No, I am not talking about “Hurricane Harvey” which will likely be the first hurricane to strike the Texas coast since 2008, but rather the potential for another “debt ceiling” debacle brewing in Washington. Just recently, Goldman Sachs raised its odds for a government shutdown from 33% to 50% which was further supported by recent statements from President Trump that he would be willing to risk a Government “shutdown” to get his border wall funded. However, as Axios.com noted yesterday…
All good things must come to an end. Economic expansions give way to economic downturns. Asset bubbles burst. Summer vacations yield to the start of the new school year. Life ends in death…..The post-election optimism — reflected in the prices of U.S. stocks, bonds and the dollar, and in measures of business and consumer sentiment — was based on expectations of a rapid-fire series of initiatives designed to boost economic growth: repealing and replacing Obamacare; tax reform; a $1 trillion program of infrastructure investment; and a rollback of regulations. With reality underperforming expectations, the foundations of the Trump bump are being challenged. To date, President Donald Trump and the Republican-controlled Congress have managed to make inroads only on deregulation, largely the result of executive orders.
The bulk of Washington’s “aid” to Kabul throughout these past 16 years has been on the bombing, not the economy, front. Government corruption is cataclysmic. Warlords rule. The Taliban thrive because they offer local protection. Much to Pashtun ire, most of the army is Tajik. Tajik politicians are mostly close to India while most Pashtun favor Pakistan (after all, they have cousins on the other side of the Durand line; enter the dream of a future, reunited Pashtunistan). On the GWOT (Global War on Terror) front, al-Qaeda would not even exist if the late Dr Zbig “Grand Chessboard” Brzezinski had not come up with the idea of a sprawling, well-weaponized private army of demented jihadis-cum-tribal Afghans fighting the communist government in Kabul during the 1980s. Add to this the myth that the Pentagon needs to be on the ground in Afghanistan to prevent jihadis from attacking America. Al-Qaeda is extinct in Afghanistan. And Daesh does not need territory to concoct/project its DIY jihad.
In this brief note we discuss how, on some reasonable metrics, the S&P may qualify as the most expensive in history. When compared to potential economic growth, multiples on the S&P500 exceed even those seen during the Tech Bubble in 2000. To value the S&P index, we use a variation of the Shiller P/E and the Hussman P/E. In a simplistic form, the ‘Peak PEG ratio’ is a price to peak-earnings multiple, adjusted for long-run trend growth. It considers the highest (rather than average) earnings over the previous 10 years and then divides for growth potential. When measured against potential growth, even on its highest earnings, the S&P has never before been this expensive. It is 60% above its historical average fair value. Firstly, using peak earnings instead of average earnings helps defuse one of the ordinary complaints to cyclically-adjusted Shiller P/E, or that it incorporates the bad earnings from 10 years ago, during the Great Financial Crisis, an outlier.

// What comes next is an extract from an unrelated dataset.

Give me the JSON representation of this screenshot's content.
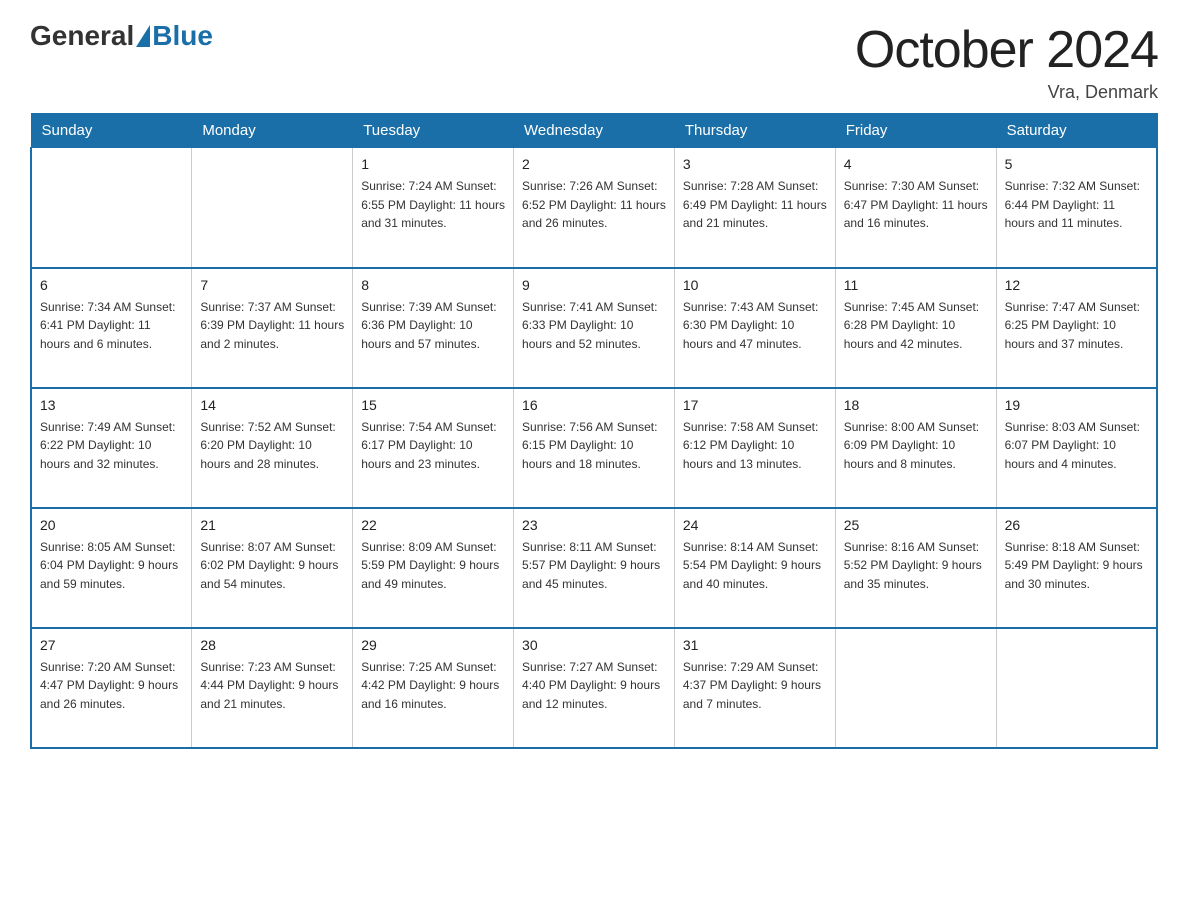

Pundits, journalists, politicians, clergy, law enforcement, sociologists—all may agree or disagree to varying degrees about what the Charlottesville mayhem of August 12 means for our country. Any number of interpretations could be useful and instructive. But above all Charlottesville has shown just how profoundly broken and destructively useless our media industry and political establishment really are. It is a genuine national embarrassment.